Current mobility aircraft defense consists of flares and laser jammers against missile threats, but recent developments in drone warfare and civilian drone use have prompted the Air Force to consider additional defenses against such threats.

According to Interesting Engineering, Air Mobility Command published a concept of operations (CONOPS) alongside the request for information (RFI), noting that in the search to defend mobility aircraft, they may rely on robust base defenses. The CONOPS outlines AMC’s need to defend against both hostile and non-threatening drones in the vicinity, and emphasizes the importance of industry solutions that provide enhanced situational awareness of drone presence and require minimal crew intervention for neutralization or avoidance.

The RFI and CONOPS, apart from highlighting the distinct challenges posed by operating in civilian environments, indicate the Air Force’s interest in both kinetic and non-kinetic options, including systems that can identify and not necessarily destroy UAS. The document calls for solutions that are also capable of distinguishing threats in commercial settings – for example, systems cannot employ broad GPS jamming or kinetic kill capabilities if the Vice President’s plane is stationed at Frankfurt International Airport, as is explained in the document.

In addition to airborne defenses, the document highlights the need for compact ground-based counter-drone tools that do not displace cargo and can be quickly rolled on and off the aircraft with accessible ramps (aircraft that do not have ramps would require hand-carried and rapidly deployable C-UAS systems, or alternatively, have operable equipment onboard).
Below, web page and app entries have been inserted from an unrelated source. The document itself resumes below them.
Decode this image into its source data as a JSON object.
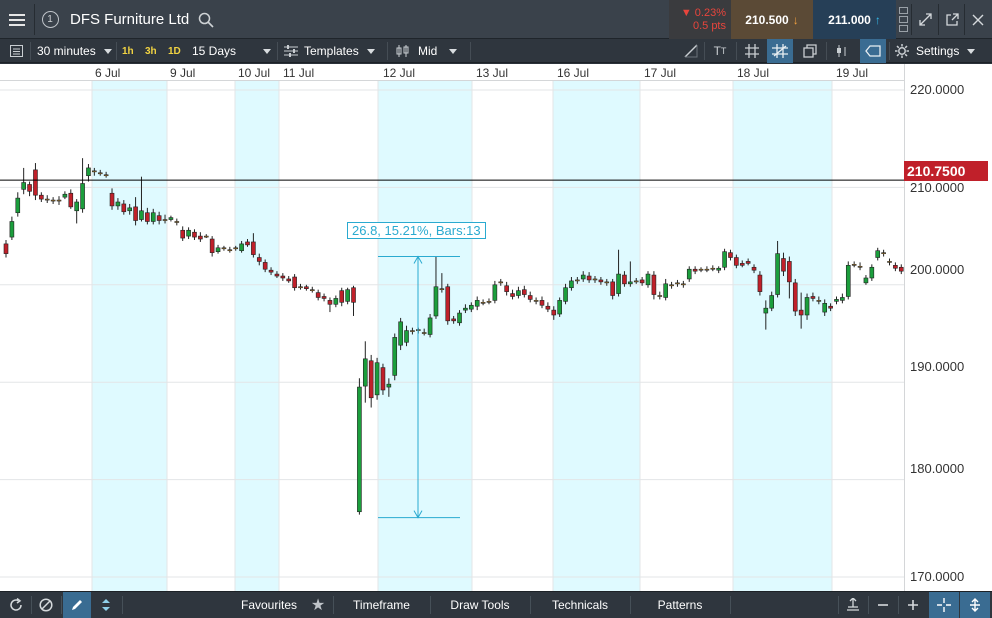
{
  "title_bar": {
    "menu_icon": "hamburger-icon",
    "window_number": "1",
    "instrument_name": "DFS Furniture Ltd",
    "change_percent": "▼ 0.23%",
    "change_points": "0.5 pts",
    "sell_price": "210.500",
    "buy_price": "211.000",
    "sell_arrow": "↓",
    "buy_arrow": "↑"
  },
  "toolbar": {
    "interval": "30 minutes",
    "quick_intervals": [
      "1h",
      "3h",
      "1D"
    ],
    "range": "15 Days",
    "templates_label": "Templates",
    "price_type": "Mid",
    "settings_label": "Settings"
  },
  "bottom_bar": {
    "favourites_label": "Favourites",
    "timeframe_label": "Timeframe",
    "draw_tools_label": "Draw Tools",
    "technicals_label": "Technicals",
    "patterns_label": "Patterns"
  },
  "colors": {
    "up_candle": "#1b9e3c",
    "down_candle": "#c0202a",
    "weekend_band": "#dffaff",
    "price_line": "#000000",
    "price_tag": "#c0202a",
    "measure_tool": "#2aaad0"
  },
  "chart_data": {
    "type": "candlestick",
    "x_labels": [
      "6 Jul",
      "9 Jul",
      "10 Jul",
      "11 Jul",
      "12 Jul",
      "13 Jul",
      "16 Jul",
      "17 Jul",
      "18 Jul",
      "19 Jul"
    ],
    "y_tick_labels": [
      "220.0000",
      "210.0000",
      "200.0000",
      "190.0000",
      "180.0000",
      "170.0000"
    ],
    "y_ticks": [
      220,
      210,
      200,
      190,
      180,
      170
    ],
    "ylim": [
      168.9,
      221.9
    ],
    "current_price": 210.75,
    "current_price_label": "210.7500",
    "measure_label": "26.8, 15.21%, Bars:13",
    "grid": true,
    "candles": [
      {
        "o": 204.2,
        "c": 203.2,
        "h": 204.6,
        "l": 202.8
      },
      {
        "o": 204.9,
        "c": 206.5,
        "h": 207.0,
        "l": 204.6
      },
      {
        "o": 207.4,
        "c": 208.9,
        "h": 209.5,
        "l": 207.0
      },
      {
        "o": 209.8,
        "c": 210.5,
        "h": 212.0,
        "l": 209.3
      },
      {
        "o": 210.3,
        "c": 209.6,
        "h": 210.6,
        "l": 209.1
      },
      {
        "o": 211.8,
        "c": 209.2,
        "h": 212.5,
        "l": 208.7
      },
      {
        "o": 209.2,
        "c": 208.8,
        "h": 209.5,
        "l": 208.5
      },
      {
        "o": 208.8,
        "c": 208.7,
        "h": 209.2,
        "l": 208.4
      },
      {
        "o": 208.7,
        "c": 208.6,
        "h": 209.0,
        "l": 208.3
      },
      {
        "o": 208.6,
        "c": 208.7,
        "h": 209.1,
        "l": 208.2
      },
      {
        "o": 209.0,
        "c": 209.3,
        "h": 209.6,
        "l": 208.8
      },
      {
        "o": 209.4,
        "c": 208.0,
        "h": 209.8,
        "l": 207.8
      },
      {
        "o": 207.6,
        "c": 208.5,
        "h": 208.8,
        "l": 206.3
      },
      {
        "o": 207.8,
        "c": 210.4,
        "h": 213.0,
        "l": 207.4
      },
      {
        "o": 211.2,
        "c": 212.0,
        "h": 212.4,
        "l": 210.6
      },
      {
        "o": 211.7,
        "c": 211.6,
        "h": 212.0,
        "l": 211.2
      },
      {
        "o": 211.5,
        "c": 211.4,
        "h": 211.8,
        "l": 211.2
      },
      {
        "o": 211.3,
        "c": 211.2,
        "h": 211.6,
        "l": 211.0
      },
      {
        "o": 209.4,
        "c": 208.1,
        "h": 209.9,
        "l": 207.7
      },
      {
        "o": 208.1,
        "c": 208.5,
        "h": 208.9,
        "l": 207.7
      },
      {
        "o": 208.3,
        "c": 207.5,
        "h": 208.7,
        "l": 207.2
      },
      {
        "o": 207.6,
        "c": 207.9,
        "h": 208.3,
        "l": 207.2
      },
      {
        "o": 208.0,
        "c": 206.6,
        "h": 209.0,
        "l": 206.1
      },
      {
        "o": 206.7,
        "c": 207.6,
        "h": 211.1,
        "l": 206.5
      },
      {
        "o": 207.4,
        "c": 206.5,
        "h": 207.9,
        "l": 206.2
      },
      {
        "o": 206.5,
        "c": 207.4,
        "h": 207.8,
        "l": 206.2
      },
      {
        "o": 207.1,
        "c": 206.6,
        "h": 207.5,
        "l": 206.2
      },
      {
        "o": 206.7,
        "c": 206.6,
        "h": 207.2,
        "l": 206.3
      },
      {
        "o": 206.7,
        "c": 206.9,
        "h": 207.1,
        "l": 206.5
      },
      {
        "o": 206.5,
        "c": 206.4,
        "h": 206.8,
        "l": 206.1
      },
      {
        "o": 205.6,
        "c": 204.8,
        "h": 206.0,
        "l": 204.5
      },
      {
        "o": 205.0,
        "c": 205.6,
        "h": 205.9,
        "l": 204.7
      },
      {
        "o": 205.4,
        "c": 204.9,
        "h": 205.7,
        "l": 204.6
      },
      {
        "o": 205.0,
        "c": 204.7,
        "h": 205.4,
        "l": 204.4
      },
      {
        "o": 205.0,
        "c": 204.9,
        "h": 205.2,
        "l": 204.8
      },
      {
        "o": 204.7,
        "c": 203.3,
        "h": 205.0,
        "l": 202.9
      },
      {
        "o": 203.4,
        "c": 203.8,
        "h": 204.1,
        "l": 203.2
      },
      {
        "o": 203.8,
        "c": 203.7,
        "h": 204.0,
        "l": 203.5
      },
      {
        "o": 203.6,
        "c": 203.5,
        "h": 203.9,
        "l": 203.3
      },
      {
        "o": 203.7,
        "c": 203.8,
        "h": 204.0,
        "l": 203.5
      },
      {
        "o": 203.5,
        "c": 204.2,
        "h": 204.5,
        "l": 203.3
      },
      {
        "o": 204.4,
        "c": 204.1,
        "h": 204.7,
        "l": 203.9
      },
      {
        "o": 204.4,
        "c": 203.1,
        "h": 205.3,
        "l": 202.8
      },
      {
        "o": 202.8,
        "c": 202.4,
        "h": 203.2,
        "l": 202.0
      },
      {
        "o": 202.3,
        "c": 201.6,
        "h": 202.6,
        "l": 201.3
      },
      {
        "o": 201.5,
        "c": 201.3,
        "h": 201.8,
        "l": 201.0
      },
      {
        "o": 201.1,
        "c": 200.9,
        "h": 201.4,
        "l": 200.7
      },
      {
        "o": 200.9,
        "c": 200.7,
        "h": 201.2,
        "l": 200.4
      },
      {
        "o": 200.6,
        "c": 200.4,
        "h": 200.9,
        "l": 200.2
      },
      {
        "o": 200.8,
        "c": 199.7,
        "h": 201.1,
        "l": 199.4
      },
      {
        "o": 199.8,
        "c": 199.7,
        "h": 200.1,
        "l": 199.5
      },
      {
        "o": 199.8,
        "c": 199.6,
        "h": 200.0,
        "l": 199.4
      },
      {
        "o": 199.5,
        "c": 199.4,
        "h": 199.8,
        "l": 199.2
      },
      {
        "o": 199.2,
        "c": 198.7,
        "h": 199.5,
        "l": 198.4
      },
      {
        "o": 198.8,
        "c": 198.6,
        "h": 199.1,
        "l": 198.3
      },
      {
        "o": 198.4,
        "c": 198.0,
        "h": 198.7,
        "l": 197.2
      },
      {
        "o": 198.0,
        "c": 198.6,
        "h": 198.9,
        "l": 197.7
      },
      {
        "o": 199.4,
        "c": 198.2,
        "h": 199.7,
        "l": 197.8
      },
      {
        "o": 198.3,
        "c": 199.5,
        "h": 199.7,
        "l": 198.0
      },
      {
        "o": 199.7,
        "c": 198.2,
        "h": 199.9,
        "l": 196.8
      },
      {
        "o": 176.7,
        "c": 189.5,
        "h": 190.4,
        "l": 176.4
      },
      {
        "o": 189.6,
        "c": 192.4,
        "h": 194.2,
        "l": 187.9
      },
      {
        "o": 192.2,
        "c": 188.4,
        "h": 192.8,
        "l": 187.4
      },
      {
        "o": 188.7,
        "c": 192.0,
        "h": 192.5,
        "l": 188.2
      },
      {
        "o": 191.5,
        "c": 189.2,
        "h": 191.9,
        "l": 188.7
      },
      {
        "o": 189.5,
        "c": 189.8,
        "h": 190.4,
        "l": 188.5
      },
      {
        "o": 190.7,
        "c": 194.6,
        "h": 195.0,
        "l": 190.2
      },
      {
        "o": 193.8,
        "c": 196.2,
        "h": 196.6,
        "l": 193.3
      },
      {
        "o": 194.1,
        "c": 195.3,
        "h": 195.8,
        "l": 193.7
      },
      {
        "o": 195.2,
        "c": 195.3,
        "h": 195.6,
        "l": 194.9
      },
      {
        "o": 195.4,
        "c": 195.3,
        "h": 195.6,
        "l": 195.0
      },
      {
        "o": 195.0,
        "c": 195.1,
        "h": 195.5,
        "l": 194.8
      },
      {
        "o": 194.9,
        "c": 196.6,
        "h": 197.0,
        "l": 194.6
      },
      {
        "o": 196.8,
        "c": 199.8,
        "h": 202.9,
        "l": 196.5
      },
      {
        "o": 199.5,
        "c": 199.6,
        "h": 201.2,
        "l": 199.2
      },
      {
        "o": 199.8,
        "c": 196.3,
        "h": 200.1,
        "l": 195.9
      },
      {
        "o": 196.5,
        "c": 196.3,
        "h": 196.8,
        "l": 196.0
      },
      {
        "o": 196.1,
        "c": 197.1,
        "h": 197.4,
        "l": 195.8
      },
      {
        "o": 197.4,
        "c": 197.6,
        "h": 198.0,
        "l": 197.1
      },
      {
        "o": 197.5,
        "c": 197.9,
        "h": 198.2,
        "l": 197.2
      },
      {
        "o": 197.8,
        "c": 198.4,
        "h": 198.8,
        "l": 197.4
      },
      {
        "o": 198.1,
        "c": 198.2,
        "h": 198.5,
        "l": 197.9
      },
      {
        "o": 198.2,
        "c": 198.3,
        "h": 198.6,
        "l": 198.0
      },
      {
        "o": 198.4,
        "c": 200.0,
        "h": 200.4,
        "l": 198.1
      },
      {
        "o": 200.2,
        "c": 200.3,
        "h": 200.6,
        "l": 199.9
      },
      {
        "o": 199.9,
        "c": 199.3,
        "h": 200.3,
        "l": 198.9
      },
      {
        "o": 199.1,
        "c": 198.8,
        "h": 199.5,
        "l": 198.5
      },
      {
        "o": 198.9,
        "c": 199.4,
        "h": 199.8,
        "l": 198.6
      },
      {
        "o": 199.5,
        "c": 199.0,
        "h": 199.9,
        "l": 198.7
      },
      {
        "o": 198.9,
        "c": 198.5,
        "h": 199.3,
        "l": 198.2
      },
      {
        "o": 198.3,
        "c": 198.4,
        "h": 198.7,
        "l": 198.0
      },
      {
        "o": 198.4,
        "c": 197.9,
        "h": 198.8,
        "l": 197.6
      },
      {
        "o": 197.8,
        "c": 197.5,
        "h": 198.2,
        "l": 197.2
      },
      {
        "o": 197.4,
        "c": 196.9,
        "h": 197.8,
        "l": 196.4
      },
      {
        "o": 197.0,
        "c": 198.4,
        "h": 198.7,
        "l": 196.7
      },
      {
        "o": 198.3,
        "c": 199.7,
        "h": 200.1,
        "l": 198.0
      },
      {
        "o": 199.7,
        "c": 200.4,
        "h": 200.8,
        "l": 199.4
      },
      {
        "o": 200.4,
        "c": 200.5,
        "h": 200.8,
        "l": 200.1
      },
      {
        "o": 200.6,
        "c": 201.0,
        "h": 201.4,
        "l": 200.3
      },
      {
        "o": 200.9,
        "c": 200.5,
        "h": 201.3,
        "l": 200.2
      },
      {
        "o": 200.6,
        "c": 200.5,
        "h": 200.9,
        "l": 200.2
      },
      {
        "o": 200.5,
        "c": 200.3,
        "h": 200.8,
        "l": 200.0
      },
      {
        "o": 200.3,
        "c": 200.2,
        "h": 200.6,
        "l": 199.9
      },
      {
        "o": 200.3,
        "c": 198.9,
        "h": 200.6,
        "l": 198.5
      },
      {
        "o": 199.1,
        "c": 201.1,
        "h": 203.6,
        "l": 198.8
      },
      {
        "o": 201.0,
        "c": 200.1,
        "h": 201.4,
        "l": 199.8
      },
      {
        "o": 200.1,
        "c": 200.3,
        "h": 202.4,
        "l": 199.8
      },
      {
        "o": 200.3,
        "c": 200.4,
        "h": 200.7,
        "l": 200.1
      },
      {
        "o": 200.5,
        "c": 200.2,
        "h": 200.8,
        "l": 199.9
      },
      {
        "o": 200.0,
        "c": 201.1,
        "h": 201.4,
        "l": 199.7
      },
      {
        "o": 201.0,
        "c": 199.0,
        "h": 201.4,
        "l": 198.5
      },
      {
        "o": 198.9,
        "c": 198.8,
        "h": 199.3,
        "l": 198.5
      },
      {
        "o": 198.7,
        "c": 200.1,
        "h": 200.6,
        "l": 198.4
      },
      {
        "o": 200.0,
        "c": 199.9,
        "h": 200.3,
        "l": 199.6
      },
      {
        "o": 200.1,
        "c": 200.2,
        "h": 200.5,
        "l": 199.8
      },
      {
        "o": 200.0,
        "c": 200.1,
        "h": 200.4,
        "l": 199.7
      },
      {
        "o": 200.6,
        "c": 201.6,
        "h": 201.9,
        "l": 200.3
      },
      {
        "o": 201.6,
        "c": 201.4,
        "h": 201.9,
        "l": 201.1
      },
      {
        "o": 201.5,
        "c": 201.6,
        "h": 201.8,
        "l": 201.3
      },
      {
        "o": 201.6,
        "c": 201.6,
        "h": 201.9,
        "l": 201.3
      },
      {
        "o": 201.7,
        "c": 201.6,
        "h": 202.0,
        "l": 201.4
      },
      {
        "o": 201.5,
        "c": 201.7,
        "h": 201.9,
        "l": 201.2
      },
      {
        "o": 201.8,
        "c": 203.4,
        "h": 203.7,
        "l": 201.5
      },
      {
        "o": 203.3,
        "c": 202.8,
        "h": 203.6,
        "l": 202.5
      },
      {
        "o": 202.8,
        "c": 202.0,
        "h": 203.1,
        "l": 201.7
      },
      {
        "o": 202.2,
        "c": 202.0,
        "h": 202.5,
        "l": 201.8
      },
      {
        "o": 202.4,
        "c": 202.2,
        "h": 202.7,
        "l": 202.0
      },
      {
        "o": 201.8,
        "c": 201.5,
        "h": 202.1,
        "l": 201.2
      },
      {
        "o": 201.0,
        "c": 199.3,
        "h": 201.4,
        "l": 198.9
      },
      {
        "o": 197.1,
        "c": 197.6,
        "h": 198.4,
        "l": 195.4
      },
      {
        "o": 197.6,
        "c": 198.9,
        "h": 199.3,
        "l": 197.3
      },
      {
        "o": 199.0,
        "c": 203.2,
        "h": 204.5,
        "l": 198.7
      },
      {
        "o": 202.7,
        "c": 201.4,
        "h": 203.3,
        "l": 200.9
      },
      {
        "o": 202.4,
        "c": 200.3,
        "h": 202.9,
        "l": 198.6
      },
      {
        "o": 200.2,
        "c": 197.3,
        "h": 200.6,
        "l": 196.8
      },
      {
        "o": 197.4,
        "c": 196.9,
        "h": 199.2,
        "l": 195.5
      },
      {
        "o": 196.9,
        "c": 198.7,
        "h": 199.1,
        "l": 196.4
      },
      {
        "o": 198.8,
        "c": 198.6,
        "h": 199.2,
        "l": 198.3
      },
      {
        "o": 198.4,
        "c": 198.3,
        "h": 198.8,
        "l": 198.0
      },
      {
        "o": 197.2,
        "c": 198.1,
        "h": 198.5,
        "l": 196.8
      },
      {
        "o": 197.8,
        "c": 197.6,
        "h": 198.1,
        "l": 197.3
      },
      {
        "o": 198.3,
        "c": 198.5,
        "h": 198.8,
        "l": 198.0
      },
      {
        "o": 198.4,
        "c": 198.7,
        "h": 199.1,
        "l": 198.1
      },
      {
        "o": 198.8,
        "c": 202.0,
        "h": 202.4,
        "l": 198.5
      },
      {
        "o": 202.0,
        "c": 202.1,
        "h": 202.4,
        "l": 201.8
      },
      {
        "o": 201.9,
        "c": 201.8,
        "h": 202.3,
        "l": 201.5
      },
      {
        "o": 200.2,
        "c": 200.7,
        "h": 201.0,
        "l": 200.0
      },
      {
        "o": 200.7,
        "c": 201.8,
        "h": 202.1,
        "l": 200.4
      },
      {
        "o": 202.8,
        "c": 203.5,
        "h": 203.8,
        "l": 202.5
      },
      {
        "o": 203.3,
        "c": 203.2,
        "h": 203.6,
        "l": 202.9
      },
      {
        "o": 202.4,
        "c": 202.3,
        "h": 202.7,
        "l": 202.0
      },
      {
        "o": 202.0,
        "c": 201.7,
        "h": 202.3,
        "l": 201.4
      },
      {
        "o": 201.8,
        "c": 201.4,
        "h": 202.1,
        "l": 201.1
      },
      {
        "o": 201.1,
        "c": 200.8,
        "h": 201.4,
        "l": 200.5
      },
      {
        "o": 200.7,
        "c": 200.5,
        "h": 201.0,
        "l": 200.2
      }
    ]
  }
}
The CONOPS document highlights the pervasive presence and increasing likelihood of encountering small unmanned aerial systems and drones, especially when considering today’s rapid development of small, inexpensive drones.